The incidence and severity of rejection in this phase improved significantly after the former modification. No antibody-mediated rejection was encountered and only easily-reversed borderline changes developed in 5 recipients. Three of them occurred in the first 2 months before conversion to sirolimus while the other 2 developed postconversion. For these 5 patients, tacrolimus was maintained as it was judged that they are in need for more immunosuppression.
Three cases with cytomegalovirus disease and 1 case of Herpes zoster were encountered in the second phase. This low incidence of infectious complications is similar to that of Malek and associates18 who reported a low incidence of infection with campath-1H induction in comparison to conventional immunosuppression.

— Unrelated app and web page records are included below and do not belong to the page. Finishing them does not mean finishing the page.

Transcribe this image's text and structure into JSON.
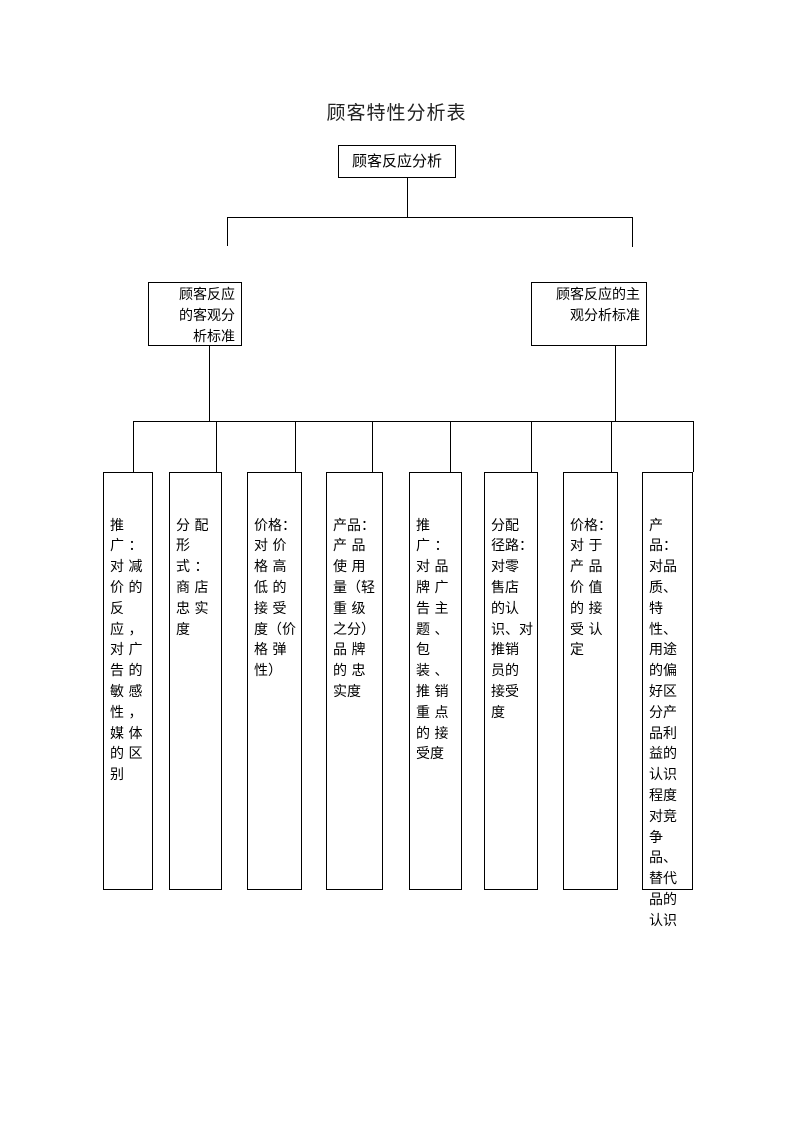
{
  "title": "顾客特性分析表",
  "root": {
    "label": "顾客反应分析"
  },
  "branches": [
    {
      "label": "顾客反应\n的客观分\n析标准"
    },
    {
      "label": "顾客反应的主\n观分析标准"
    }
  ],
  "leaves": [
    {
      "text": "推\n广 ：\n对 减\n价 的\n反\n应 ，\n对 广\n告 的\n敏 感\n性 ，\n媒 体\n的 区\n别"
    },
    {
      "text": "分 配\n形\n式 ：\n商 店\n忠 实\n度"
    },
    {
      "text": "价格：\n对 价\n格 高\n低 的\n接 受\n度（价\n格 弹\n性）"
    },
    {
      "text": "产品：\n产 品\n使 用\n量（轻\n重 级\n之分）\n品 牌\n的 忠\n实度"
    },
    {
      "text": "推\n广 ：\n对 品\n牌 广\n告 主\n题 、\n包\n装 、\n推 销\n重 点\n的 接\n受度"
    },
    {
      "text": "分配\n径路：\n对零\n售店\n的认\n识、对\n推销\n员的\n接受\n度"
    },
    {
      "text": "价格：\n对 于\n产 品\n价 值\n的 接\n受 认\n定"
    },
    {
      "text": "产\n品：\n对品\n质、\n特\n性、\n用途\n的偏\n好区\n分产\n品利\n益的\n认识\n程度\n对竞\n争\n品、\n替代\n品的\n认识"
    }
  ]
}
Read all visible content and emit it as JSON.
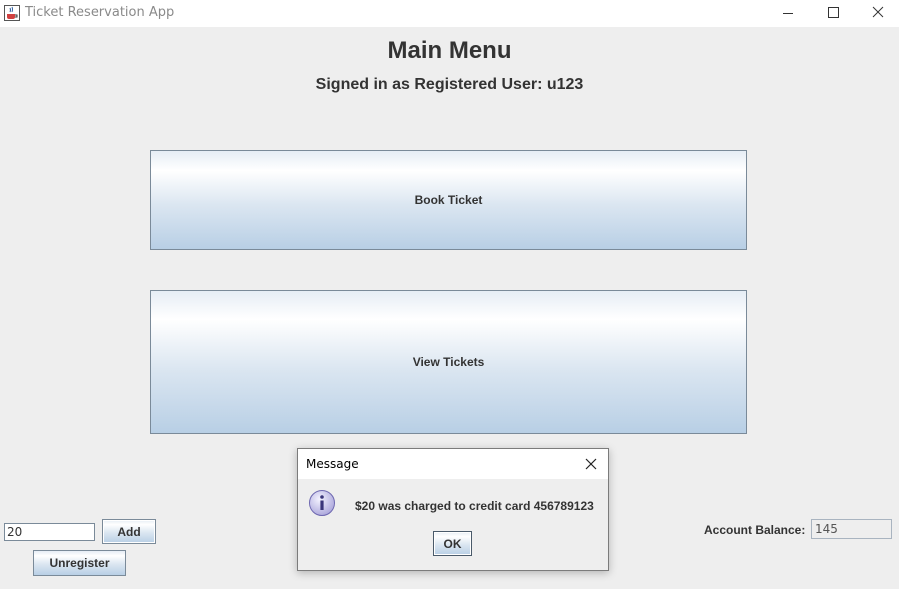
{
  "window": {
    "title": "Ticket Reservation App",
    "icon": "java-cup-icon"
  },
  "header": {
    "title": "Main Menu",
    "signed_in": "Signed in as Registered User: u123"
  },
  "menu": {
    "book_label": "Book Ticket",
    "view_label": "View Tickets"
  },
  "funds": {
    "amount_value": "20",
    "add_label": "Add",
    "unregister_label": "Unregister"
  },
  "balance": {
    "label": "Account Balance:",
    "value": "145"
  },
  "dialog": {
    "title": "Message",
    "icon": "info-icon",
    "message": "$20 was charged to credit card 456789123",
    "ok_label": "OK"
  },
  "colors": {
    "background": "#eeeeee",
    "button_gradient_bottom": "#b8cfe5",
    "info_icon": "#b7b3e0"
  }
}
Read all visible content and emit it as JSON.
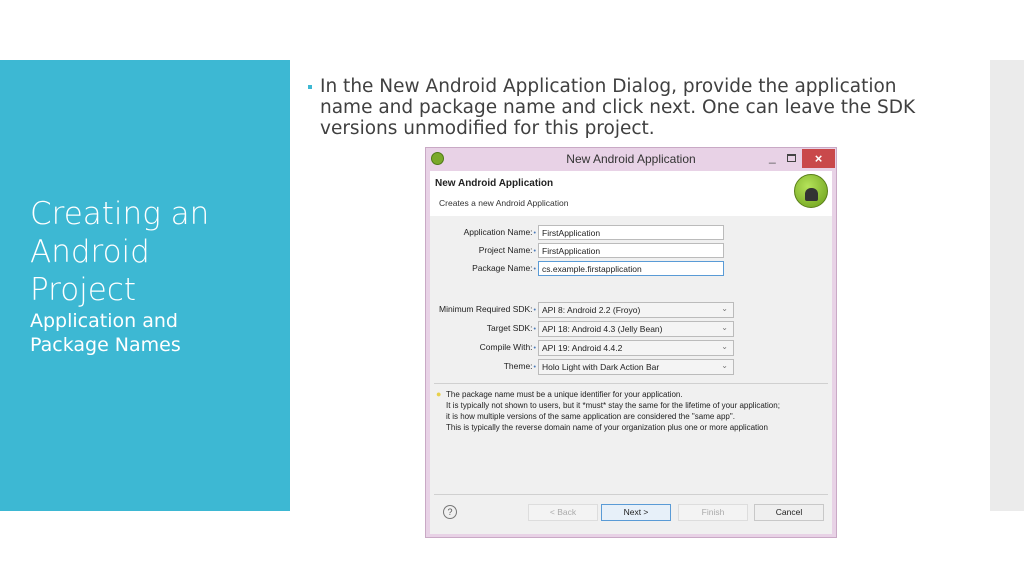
{
  "slide": {
    "title_lines": [
      "Creating an",
      "Android",
      "Project"
    ],
    "subtitle_lines": [
      "Application and",
      "Package Names"
    ],
    "bullet": "In the New Android Application Dialog, provide the application name and package name and click next. One can leave the SDK versions unmodified for this project."
  },
  "dialog": {
    "window_title": "New Android Application",
    "header_title": "New Android Application",
    "header_desc": "Creates a new Android Application",
    "fields": [
      {
        "label": "Application Name:",
        "value": "FirstApplication"
      },
      {
        "label": "Project Name:",
        "value": "FirstApplication"
      },
      {
        "label": "Package Name:",
        "value": "cs.example.firstapplication"
      }
    ],
    "selects": [
      {
        "label": "Minimum Required SDK:",
        "value": "API 8: Android 2.2 (Froyo)"
      },
      {
        "label": "Target SDK:",
        "value": "API 18: Android 4.3 (Jelly Bean)"
      },
      {
        "label": "Compile With:",
        "value": "API 19: Android 4.4.2"
      },
      {
        "label": "Theme:",
        "value": "Holo Light with Dark Action Bar"
      }
    ],
    "hint_lines": [
      "The package name must be a unique identifier for your application.",
      "It is typically not shown to users, but it *must* stay the same for the lifetime of your application;",
      "it is how multiple versions of the same application are considered the \"same app\".",
      "This is typically the reverse domain name of your organization plus one or more application"
    ],
    "buttons": {
      "help": "?",
      "back": "< Back",
      "next": "Next >",
      "finish": "Finish",
      "cancel": "Cancel"
    },
    "controls": {
      "minimize": "_",
      "close": "×"
    }
  },
  "colors": {
    "accent": "#3db8d3"
  }
}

Nonsignificant proteinuria (< 0.5 g/d) was encountered in 5/15 recipients who were converted to sirolimus, who were then easily stabilized with a small dose angiotensin-converting enzyme inhibitors.
In phase 2, conversion to sirolimus was feasible in 17/20 recipients 60 days posttransplant. We were not able to convert the other 3 patients owing to the occurrence of early border line changes. Furthermore, 2 of the 17 converted recipients were reswitched to tacrolimus in view of border line changes that occurred after conversion. Currently, of 20 recipients in phase two, 15 (75%) are enjoying steroid-calcineurin inhibitor–free regimen.
In conclusion, antibody preconditioning with alemtuzumab in kidney transplant could allow use of a steroid-calcineurin inhibitor-free regimen. The important limitation of this report is the small number of patients included. However, while the data are encouraging, additional larger trials are required to confirm these relatively favorable outcomes. Meanwhile, this regimen appears to be a reasonably effective and attractive one, with good patient acceptance, excellent patient and graft survival rates. An antiplasma cell agent, such as bortezomib, which has been recently reported to successfully treat antibody-mediated rejection19 could be used preemptively in combination with alemtuzumab and/or therapeutically to overcome the plasma cell escape phenomena.
Volume : 9
Issue : 5
Pages : 295 - 301
Departments of 1Nephrology, 2Immunology, and
3Urology, Urology and Nephrology
Center, Mansoura 35516, Egypt
Address reprint requests to: Ayman F. Refaie, MD, Urology and Nephrology Center, Mansoura University 35516, Mansoura, Egypt
Phone: +20 50 2262226
Fax: +20 50 2263717
Table 1. Patient data (Phase 1).
Table 2. Characteristics of recipients who developed acute rejection episodes (Phase 1).
Table 3. Current immunosuppression (Phase 1).
Table 4. Laboratory assessment at last follow-up (Phase 1).
Table 5. Patient data (Phase 2).
Table 6. Characteristics of recipients who developed acute rejection episodes (Phase 2).
Table 7. Current immunosuppression (Phase 2).
Table 8. Laboratory assessment at last follow-up (Phase 2).